INSTRUCTIONS FOR THE TASK ▸ Please print each entry below exactly as it stands, but without any pictures.

#### DATA SUPPLIED

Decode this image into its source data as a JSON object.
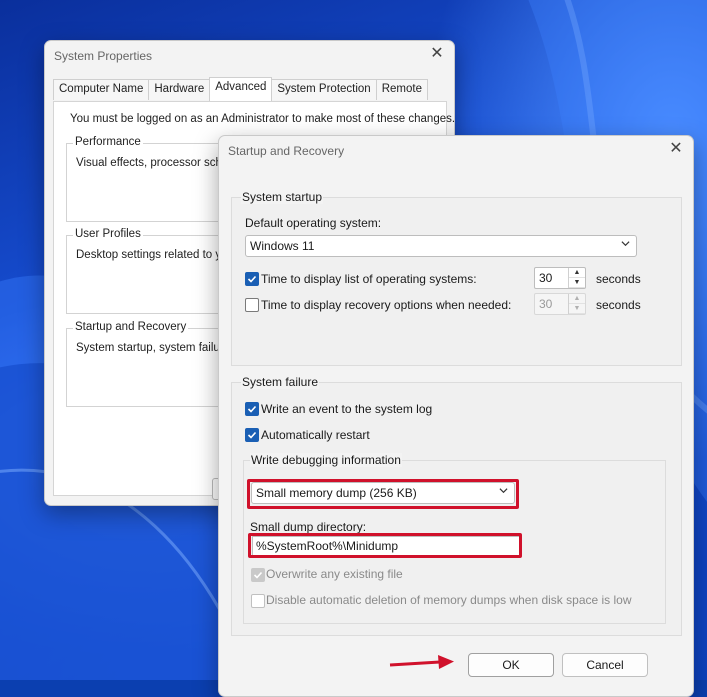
{
  "system_properties": {
    "title": "System Properties",
    "tabs": [
      "Computer Name",
      "Hardware",
      "Advanced",
      "System Protection",
      "Remote"
    ],
    "active_tab": "Advanced",
    "admin_note": "You must be logged on as an Administrator to make most of these changes.",
    "groups": [
      {
        "title": "Performance",
        "desc": "Visual effects, processor sched"
      },
      {
        "title": "User Profiles",
        "desc": "Desktop settings related to you"
      },
      {
        "title": "Startup and Recovery",
        "desc": "System startup, system failure,"
      }
    ]
  },
  "startup_recovery": {
    "title": "Startup and Recovery",
    "system_startup": {
      "title": "System startup",
      "default_os_label": "Default operating system:",
      "default_os_value": "Windows 11",
      "time_list_label": "Time to display list of operating systems:",
      "time_list_checked": true,
      "time_list_value": "30",
      "time_recovery_label": "Time to display recovery options when needed:",
      "time_recovery_checked": false,
      "time_recovery_value": "30",
      "seconds": "seconds"
    },
    "system_failure": {
      "title": "System failure",
      "write_event_label": "Write an event to the system log",
      "write_event_checked": true,
      "auto_restart_label": "Automatically restart",
      "auto_restart_checked": true,
      "debug_title": "Write debugging information",
      "debug_value": "Small memory dump (256 KB)",
      "dump_dir_label": "Small dump directory:",
      "dump_dir_value": "%SystemRoot%\\Minidump",
      "overwrite_label": "Overwrite any existing file",
      "overwrite_checked": true,
      "disable_auto_delete_label": "Disable automatic deletion of memory dumps when disk space is low",
      "disable_auto_delete_checked": false
    },
    "ok_label": "OK",
    "cancel_label": "Cancel"
  },
  "colors": {
    "highlight": "#d0112b",
    "checkbox": "#1a5fb4"
  }
}
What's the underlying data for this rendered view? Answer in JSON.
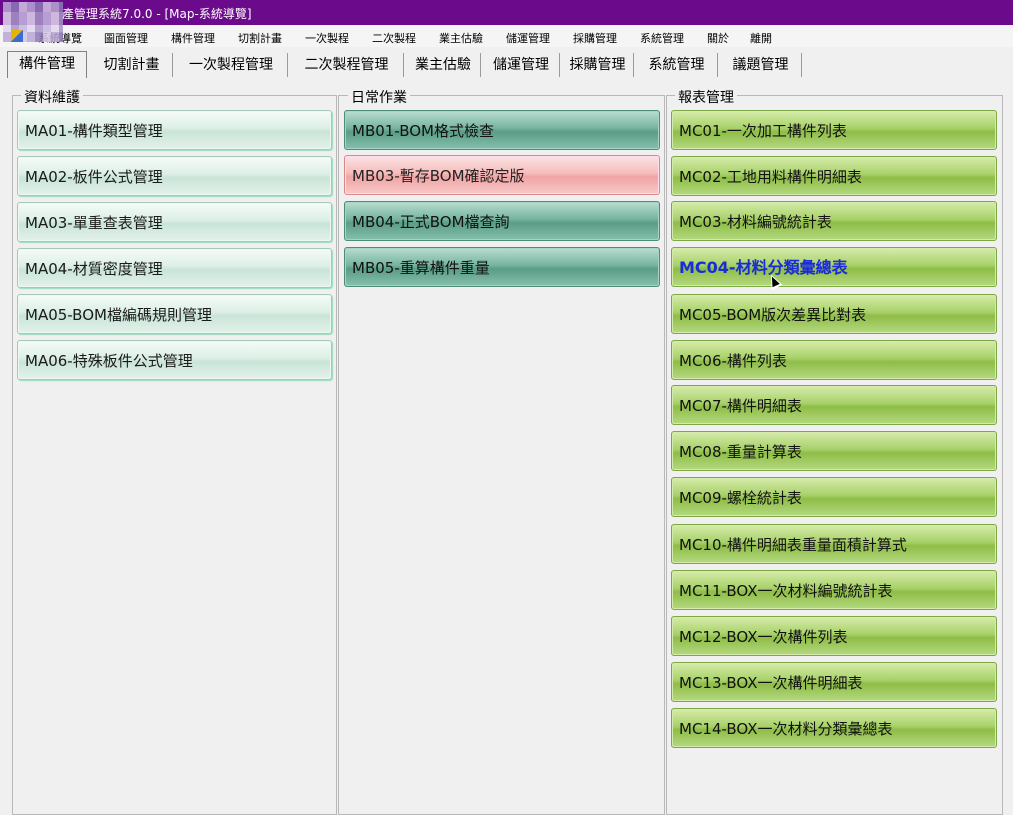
{
  "window": {
    "title": "產管理系統7.0.0 - [Map-系統導覽]"
  },
  "menu": [
    "系統導覽",
    "圖面管理",
    "構件管理",
    "切割計畫",
    "一次製程",
    "二次製程",
    "業主估驗",
    "儲運管理",
    "採購管理",
    "系統管理",
    "關於",
    "離開"
  ],
  "tabs": [
    "構件管理",
    "切割計畫",
    "一次製程管理",
    "二次製程管理",
    "業主估驗",
    "儲運管理",
    "採購管理",
    "系統管理",
    "議題管理"
  ],
  "groups": {
    "left": {
      "label": "資料維護",
      "items": [
        "MA01-構件類型管理",
        "MA02-板件公式管理",
        "MA03-單重查表管理",
        "MA04-材質密度管理",
        "MA05-BOM檔編碼規則管理",
        "MA06-特殊板件公式管理"
      ]
    },
    "middle": {
      "label": "日常作業",
      "items": [
        "MB01-BOM格式檢查",
        "MB03-暫存BOM確認定版",
        "MB04-正式BOM檔查詢",
        "MB05-重算構件重量"
      ]
    },
    "right": {
      "label": "報表管理",
      "items": [
        "MC01-一次加工構件列表",
        "MC02-工地用料構件明細表",
        "MC03-材料編號統計表",
        "MC04-材料分類彙總表",
        "MC05-BOM版次差異比對表",
        "MC06-構件列表",
        "MC07-構件明細表",
        "MC08-重量計算表",
        "MC09-螺栓統計表",
        "MC10-構件明細表重量面積計算式",
        "MC11-BOX一次材料編號統計表",
        "MC12-BOX一次構件列表",
        "MC13-BOX一次構件明細表",
        "MC14-BOX一次材料分類彙總表"
      ]
    }
  },
  "colors": {
    "titlebar": "#6b0b8c",
    "highlight_text": "#1a2bd8"
  }
}
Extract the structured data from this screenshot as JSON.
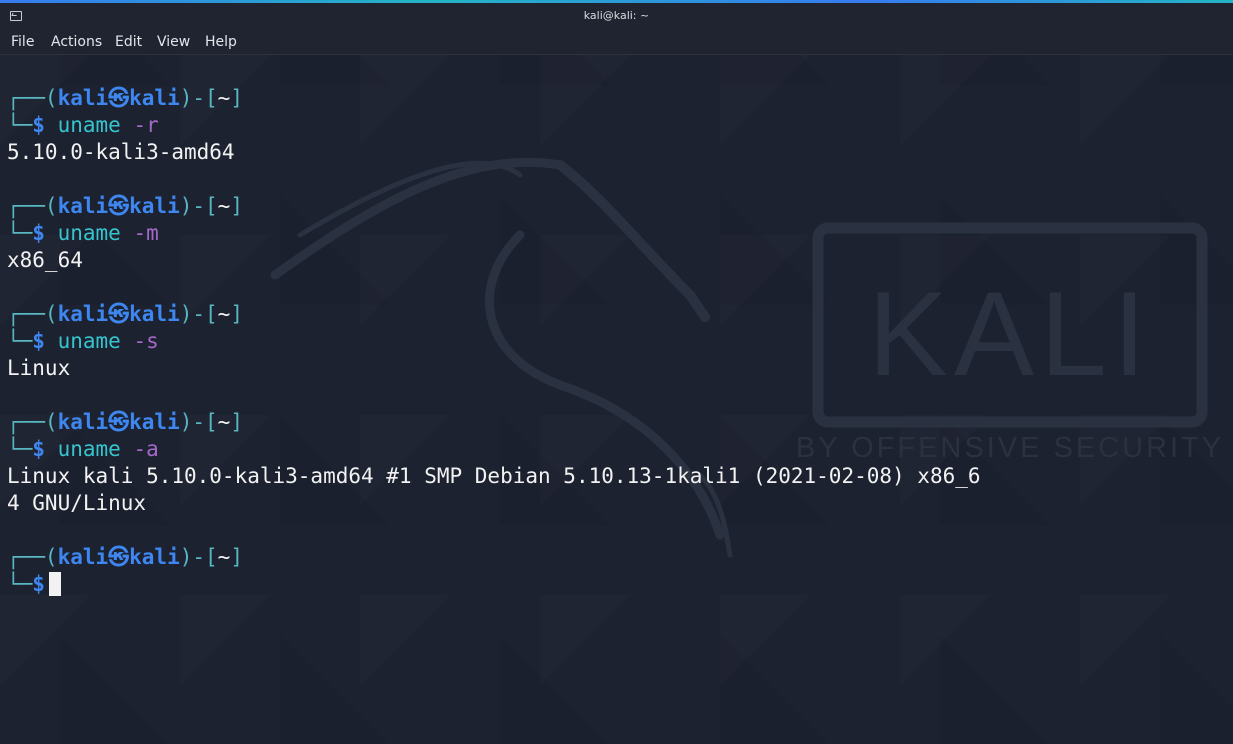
{
  "window": {
    "title": "kali@kali: ~"
  },
  "menu": {
    "items": [
      "File",
      "Actions",
      "Edit",
      "View",
      "Help"
    ]
  },
  "prompt": {
    "open": "┌──(",
    "user": "kali㉿kali",
    "close": ")-[",
    "dir": "~",
    "end": "]",
    "second_line": "└─",
    "symbol": "$"
  },
  "watermark": {
    "brand": "KALI",
    "tagline": "BY OFFENSIVE SECURITY"
  },
  "session": {
    "blocks": [
      {
        "cmd": "uname",
        "arg": "-r",
        "output": [
          "5.10.0-kali3-amd64"
        ]
      },
      {
        "cmd": "uname",
        "arg": "-m",
        "output": [
          "x86_64"
        ]
      },
      {
        "cmd": "uname",
        "arg": "-s",
        "output": [
          "Linux"
        ]
      },
      {
        "cmd": "uname",
        "arg": "-a",
        "output": [
          "Linux kali 5.10.0-kali3-amd64 #1 SMP Debian 5.10.13-1kali1 (2021-02-08) x86_6",
          "4 GNU/Linux"
        ]
      }
    ]
  },
  "colors": {
    "prompt_box": "#59b7c2",
    "prompt_user": "#3e86f0",
    "command": "#36c5cf",
    "argument": "#a569c9",
    "output": "#f2f2f2",
    "background": "#1c2230"
  },
  "icons": {
    "window": "terminal-window-icon"
  }
}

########

REPLY TO THE TASK ▸
Decode this image into its source data as a JSON object.
{
  "system_properties": {
    "title": "System Properties",
    "tabs": [
      "Computer Name",
      "Hardware",
      "Advanced",
      "System Protection",
      "Remote"
    ],
    "active_tab": "Advanced",
    "admin_note": "You must be logged on as an Administrator to make most of these changes.",
    "groups": [
      {
        "title": "Performance",
        "desc": "Visual effects, processor sched"
      },
      {
        "title": "User Profiles",
        "desc": "Desktop settings related to you"
      },
      {
        "title": "Startup and Recovery",
        "desc": "System startup, system failure,"
      }
    ]
  },
  "startup_recovery": {
    "title": "Startup and Recovery",
    "system_startup": {
      "title": "System startup",
      "default_os_label": "Default operating system:",
      "default_os_value": "Windows 11",
      "time_list_label": "Time to display list of operating systems:",
      "time_list_checked": true,
      "time_list_value": "30",
      "time_recovery_label": "Time to display recovery options when needed:",
      "time_recovery_checked": false,
      "time_recovery_value": "30",
      "seconds": "seconds"
    },
    "system_failure": {
      "title": "System failure",
      "write_event_label": "Write an event to the system log",
      "write_event_checked": true,
      "auto_restart_label": "Automatically restart",
      "auto_restart_checked": true,
      "debug_title": "Write debugging information",
      "debug_value": "Small memory dump (256 KB)",
      "dump_dir_label": "Small dump directory:",
      "dump_dir_value": "%SystemRoot%\\Minidump",
      "overwrite_label": "Overwrite any existing file",
      "overwrite_checked": true,
      "disable_auto_delete_label": "Disable automatic deletion of memory dumps when disk space is low",
      "disable_auto_delete_checked": false
    },
    "ok_label": "OK",
    "cancel_label": "Cancel"
  },
  "colors": {
    "highlight": "#d0112b",
    "checkbox": "#1a5fb4"
  }
}
What's the underlying data for this rendered view? Answer in JSON.
{
  "window": {
    "title": "產管理系統7.0.0 - [Map-系統導覽]"
  },
  "menu": [
    "系統導覽",
    "圖面管理",
    "構件管理",
    "切割計畫",
    "一次製程",
    "二次製程",
    "業主估驗",
    "儲運管理",
    "採購管理",
    "系統管理",
    "關於",
    "離開"
  ],
  "tabs": [
    "構件管理",
    "切割計畫",
    "一次製程管理",
    "二次製程管理",
    "業主估驗",
    "儲運管理",
    "採購管理",
    "系統管理",
    "議題管理"
  ],
  "groups": {
    "left": {
      "label": "資料維護",
      "items": [
        "MA01-構件類型管理",
        "MA02-板件公式管理",
        "MA03-單重查表管理",
        "MA04-材質密度管理",
        "MA05-BOM檔編碼規則管理",
        "MA06-特殊板件公式管理"
      ]
    },
    "middle": {
      "label": "日常作業",
      "items": [
        "MB01-BOM格式檢查",
        "MB03-暫存BOM確認定版",
        "MB04-正式BOM檔查詢",
        "MB05-重算構件重量"
      ]
    },
    "right": {
      "label": "報表管理",
      "items": [
        "MC01-一次加工構件列表",
        "MC02-工地用料構件明細表",
        "MC03-材料編號統計表",
        "MC04-材料分類彙總表",
        "MC05-BOM版次差異比對表",
        "MC06-構件列表",
        "MC07-構件明細表",
        "MC08-重量計算表",
        "MC09-螺栓統計表",
        "MC10-構件明細表重量面積計算式",
        "MC11-BOX一次材料編號統計表",
        "MC12-BOX一次構件列表",
        "MC13-BOX一次構件明細表",
        "MC14-BOX一次材料分類彙總表"
      ]
    }
  },
  "colors": {
    "titlebar": "#6b0b8c",
    "highlight_text": "#1a2bd8"
  }
}
Extract the structured data from this screenshot as JSON.
{
  "window": {
    "title": "kali@kali: ~"
  },
  "menu": {
    "items": [
      "File",
      "Actions",
      "Edit",
      "View",
      "Help"
    ]
  },
  "prompt": {
    "open": "┌──(",
    "user": "kali㉿kali",
    "close": ")-[",
    "dir": "~",
    "end": "]",
    "second_line": "└─",
    "symbol": "$"
  },
  "watermark": {
    "brand": "KALI",
    "tagline": "BY OFFENSIVE SECURITY"
  },
  "session": {
    "blocks": [
      {
        "cmd": "uname",
        "arg": "-r",
        "output": [
          "5.10.0-kali3-amd64"
        ]
      },
      {
        "cmd": "uname",
        "arg": "-m",
        "output": [
          "x86_64"
        ]
      },
      {
        "cmd": "uname",
        "arg": "-s",
        "output": [
          "Linux"
        ]
      },
      {
        "cmd": "uname",
        "arg": "-a",
        "output": [
          "Linux kali 5.10.0-kali3-amd64 #1 SMP Debian 5.10.13-1kali1 (2021-02-08) x86_6",
          "4 GNU/Linux"
        ]
      }
    ]
  },
  "colors": {
    "prompt_box": "#59b7c2",
    "prompt_user": "#3e86f0",
    "command": "#36c5cf",
    "argument": "#a569c9",
    "output": "#f2f2f2",
    "background": "#1c2230"
  },
  "icons": {
    "window": "terminal-window-icon"
  }
}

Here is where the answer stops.